(Beginning of RECORDS FOR PROCESSING)

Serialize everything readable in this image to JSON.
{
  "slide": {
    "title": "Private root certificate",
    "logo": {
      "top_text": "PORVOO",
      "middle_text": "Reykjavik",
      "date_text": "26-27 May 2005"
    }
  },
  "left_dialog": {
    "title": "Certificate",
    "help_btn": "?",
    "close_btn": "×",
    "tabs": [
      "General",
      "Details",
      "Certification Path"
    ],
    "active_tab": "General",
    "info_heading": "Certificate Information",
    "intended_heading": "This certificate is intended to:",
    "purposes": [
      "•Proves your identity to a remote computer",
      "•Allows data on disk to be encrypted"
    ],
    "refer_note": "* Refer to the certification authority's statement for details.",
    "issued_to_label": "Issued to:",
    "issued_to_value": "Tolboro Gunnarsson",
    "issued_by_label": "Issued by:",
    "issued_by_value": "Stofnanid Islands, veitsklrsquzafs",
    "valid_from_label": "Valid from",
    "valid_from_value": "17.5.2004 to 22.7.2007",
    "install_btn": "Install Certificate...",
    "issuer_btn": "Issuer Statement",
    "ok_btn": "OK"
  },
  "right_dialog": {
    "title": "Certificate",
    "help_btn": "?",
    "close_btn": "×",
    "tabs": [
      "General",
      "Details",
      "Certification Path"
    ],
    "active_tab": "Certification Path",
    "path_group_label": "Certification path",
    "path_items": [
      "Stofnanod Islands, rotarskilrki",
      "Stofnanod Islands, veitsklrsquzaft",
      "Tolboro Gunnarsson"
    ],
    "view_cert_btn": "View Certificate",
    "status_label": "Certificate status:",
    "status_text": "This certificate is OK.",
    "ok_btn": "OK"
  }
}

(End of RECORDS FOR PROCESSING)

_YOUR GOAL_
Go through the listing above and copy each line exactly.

_YOUR RESPONSE_
Serialize everything readable in this image to JSON.
{
  "slide": {
    "title": "Private root certificate",
    "logo": {
      "top_text": "PORVOO",
      "middle_text": "Reykjavik",
      "date_text": "26-27 May 2005"
    }
  },
  "left_dialog": {
    "title": "Certificate",
    "help_btn": "?",
    "close_btn": "×",
    "tabs": [
      "General",
      "Details",
      "Certification Path"
    ],
    "active_tab": "General",
    "info_heading": "Certificate Information",
    "intended_heading": "This certificate is intended to:",
    "purposes": [
      "•Proves your identity to a remote computer",
      "•Allows data on disk to be encrypted"
    ],
    "refer_note": "* Refer to the certification authority's statement for details.",
    "issued_to_label": "Issued to:",
    "issued_to_value": "Tolboro Gunnarsson",
    "issued_by_label": "Issued by:",
    "issued_by_value": "Stofnanid Islands, veitsklrsquzafs",
    "valid_from_label": "Valid from",
    "valid_from_value": "17.5.2004 to 22.7.2007",
    "install_btn": "Install Certificate...",
    "issuer_btn": "Issuer Statement",
    "ok_btn": "OK"
  },
  "right_dialog": {
    "title": "Certificate",
    "help_btn": "?",
    "close_btn": "×",
    "tabs": [
      "General",
      "Details",
      "Certification Path"
    ],
    "active_tab": "Certification Path",
    "path_group_label": "Certification path",
    "path_items": [
      "Stofnanod Islands, rotarskilrki",
      "Stofnanod Islands, veitsklrsquzaft",
      "Tolboro Gunnarsson"
    ],
    "view_cert_btn": "View Certificate",
    "status_label": "Certificate status:",
    "status_text": "This certificate is OK.",
    "ok_btn": "OK"
  }
}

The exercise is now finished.